→ **TASK INSTRUCTIONS**
Look for the string "Security" in the data below, and copy each line that holds it.

(DATASET EXTRACT)

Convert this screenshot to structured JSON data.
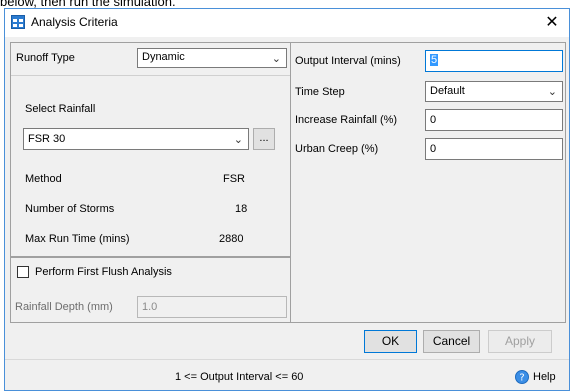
{
  "context_text": "below, then run the simulation.",
  "window": {
    "title": "Analysis Criteria",
    "close_label": "✕"
  },
  "left": {
    "runoff_type_label": "Runoff Type",
    "runoff_type_value": "Dynamic",
    "select_rainfall_label": "Select Rainfall",
    "rainfall_value": "FSR 30",
    "browse_label": "...",
    "method_label": "Method",
    "method_value": "FSR",
    "storms_label": "Number of Storms",
    "storms_value": "18",
    "max_run_label": "Max Run Time (mins)",
    "max_run_value": "2880",
    "first_flush_label": "Perform First Flush Analysis",
    "first_flush_checked": false,
    "rainfall_depth_label": "Rainfall Depth (mm)",
    "rainfall_depth_value": "1.0"
  },
  "right": {
    "output_interval_label": "Output Interval (mins)",
    "output_interval_value": "5",
    "time_step_label": "Time Step",
    "time_step_value": "Default",
    "increase_rainfall_label": "Increase Rainfall (%)",
    "increase_rainfall_value": "0",
    "urban_creep_label": "Urban Creep (%)",
    "urban_creep_value": "0"
  },
  "buttons": {
    "ok": "OK",
    "cancel": "Cancel",
    "apply": "Apply"
  },
  "status": {
    "hint": "1 <= Output Interval <= 60",
    "help": "Help"
  }
}
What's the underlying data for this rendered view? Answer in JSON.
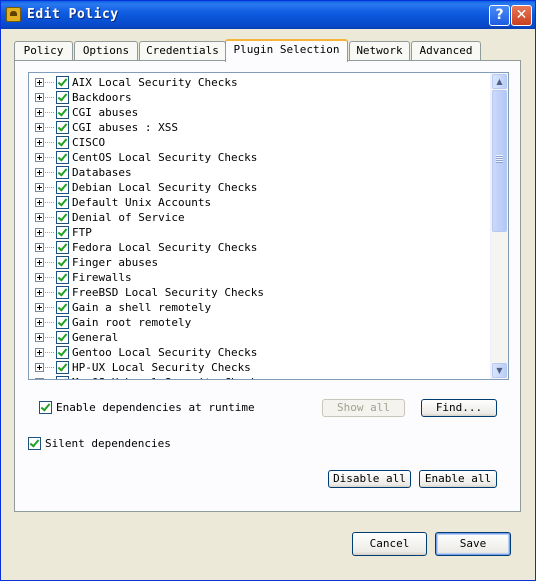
{
  "window": {
    "title": "Edit Policy"
  },
  "tabs": [
    "Policy",
    "Options",
    "Credentials",
    "Plugin Selection",
    "Network",
    "Advanced"
  ],
  "active_tab": "Plugin Selection",
  "plugins": [
    "AIX Local Security Checks",
    "Backdoors",
    "CGI abuses",
    "CGI abuses : XSS",
    "CISCO",
    "CentOS Local Security Checks",
    "Databases",
    "Debian Local Security Checks",
    "Default Unix Accounts",
    "Denial of Service",
    "FTP",
    "Fedora Local Security Checks",
    "Finger abuses",
    "Firewalls",
    "FreeBSD Local Security Checks",
    "Gain a shell remotely",
    "Gain root remotely",
    "General",
    "Gentoo Local Security Checks",
    "HP-UX Local Security Checks",
    "MacOS X Local Security Checks"
  ],
  "options": {
    "enable_dependencies": "Enable dependencies at runtime",
    "silent_dependencies": "Silent dependencies"
  },
  "buttons": {
    "show_all": "Show all",
    "find": "Find...",
    "disable_all": "Disable all",
    "enable_all": "Enable all",
    "cancel": "Cancel",
    "save": "Save"
  },
  "icons": {
    "app": "policy-app-icon",
    "help": "help-icon",
    "close": "close-icon",
    "expander": "tree-expand-icon",
    "check": "checkmark-icon"
  },
  "colors": {
    "titlebar": "#0a5fe4",
    "window_bg": "#ece9d8",
    "active_tab_accent": "#f6b43a",
    "checkmark": "#21a121"
  }
}
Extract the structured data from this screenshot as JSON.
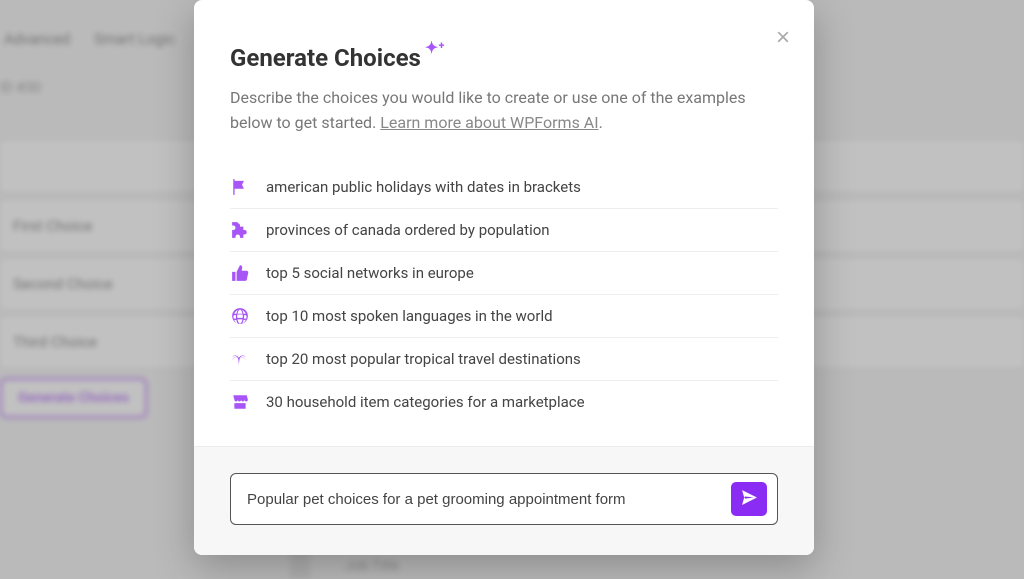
{
  "bg": {
    "tabs": [
      "Advanced",
      "Smart Logic"
    ],
    "id_label": "ID #30",
    "choice_1": "First Choice",
    "choice_2": "Second Choice",
    "choice_3": "Third Choice",
    "gen_button": "Generate Choices",
    "bottom_label": "Job Title"
  },
  "modal": {
    "title": "Generate Choices",
    "description": "Describe the choices you would like to create or use one of the examples below to get started. ",
    "learn_link": "Learn more about WPForms AI",
    "examples": [
      {
        "icon": "flag-icon",
        "text": "american public holidays with dates in brackets"
      },
      {
        "icon": "puzzle-icon",
        "text": "provinces of canada ordered by population"
      },
      {
        "icon": "thumbs-up-icon",
        "text": "top 5 social networks in europe"
      },
      {
        "icon": "globe-icon",
        "text": "top 10 most spoken languages in the world"
      },
      {
        "icon": "palm-tree-icon",
        "text": "top 20 most popular tropical travel destinations"
      },
      {
        "icon": "store-icon",
        "text": "30 household item categories for a marketplace"
      }
    ],
    "prompt_value": "Popular pet choices for a pet grooming appointment form"
  }
}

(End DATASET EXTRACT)

→ **FINISHED TASK**
    "AIX Local Security Checks",
    "CentOS Local Security Checks",
    "Debian Local Security Checks",
    "Fedora Local Security Checks",
    "FreeBSD Local Security Checks",
    "Gentoo Local Security Checks",
    "HP-UX Local Security Checks",
    "MacOS X Local Security Checks"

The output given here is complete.